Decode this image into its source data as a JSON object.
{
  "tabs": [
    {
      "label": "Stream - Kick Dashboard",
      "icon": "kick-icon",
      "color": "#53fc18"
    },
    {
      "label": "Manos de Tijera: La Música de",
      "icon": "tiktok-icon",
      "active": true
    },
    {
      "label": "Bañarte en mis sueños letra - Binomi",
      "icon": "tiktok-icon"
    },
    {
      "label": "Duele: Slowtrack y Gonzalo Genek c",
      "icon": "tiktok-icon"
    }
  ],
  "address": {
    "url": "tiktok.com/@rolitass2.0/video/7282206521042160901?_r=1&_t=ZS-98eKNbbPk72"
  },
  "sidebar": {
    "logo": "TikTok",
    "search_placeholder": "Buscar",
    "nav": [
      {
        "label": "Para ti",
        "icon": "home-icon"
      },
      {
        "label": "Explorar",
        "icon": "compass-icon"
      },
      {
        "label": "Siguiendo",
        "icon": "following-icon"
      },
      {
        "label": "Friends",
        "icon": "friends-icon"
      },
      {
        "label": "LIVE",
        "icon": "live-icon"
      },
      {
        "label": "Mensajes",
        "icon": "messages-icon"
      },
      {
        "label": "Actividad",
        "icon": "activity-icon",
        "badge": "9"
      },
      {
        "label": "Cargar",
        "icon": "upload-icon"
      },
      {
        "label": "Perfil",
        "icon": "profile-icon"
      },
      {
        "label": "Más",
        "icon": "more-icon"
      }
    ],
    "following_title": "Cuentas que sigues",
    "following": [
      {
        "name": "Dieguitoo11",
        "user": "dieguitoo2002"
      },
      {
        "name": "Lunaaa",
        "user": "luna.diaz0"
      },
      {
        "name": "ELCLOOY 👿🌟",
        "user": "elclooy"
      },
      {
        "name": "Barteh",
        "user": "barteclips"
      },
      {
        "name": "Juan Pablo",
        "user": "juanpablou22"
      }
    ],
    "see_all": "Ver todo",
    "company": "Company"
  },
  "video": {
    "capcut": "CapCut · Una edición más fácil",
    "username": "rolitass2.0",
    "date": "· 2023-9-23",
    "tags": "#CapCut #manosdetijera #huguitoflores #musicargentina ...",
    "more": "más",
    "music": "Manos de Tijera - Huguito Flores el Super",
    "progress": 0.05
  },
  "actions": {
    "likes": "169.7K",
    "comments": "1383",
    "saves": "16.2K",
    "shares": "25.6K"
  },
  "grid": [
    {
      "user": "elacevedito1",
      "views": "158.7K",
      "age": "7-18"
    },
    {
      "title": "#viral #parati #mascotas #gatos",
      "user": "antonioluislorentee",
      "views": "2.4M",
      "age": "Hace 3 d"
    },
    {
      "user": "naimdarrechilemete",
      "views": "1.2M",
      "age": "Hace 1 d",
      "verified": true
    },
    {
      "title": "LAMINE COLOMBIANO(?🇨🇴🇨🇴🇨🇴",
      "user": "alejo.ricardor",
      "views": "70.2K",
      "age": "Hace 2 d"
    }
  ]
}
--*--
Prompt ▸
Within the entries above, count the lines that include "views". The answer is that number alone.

Answer below ▸
4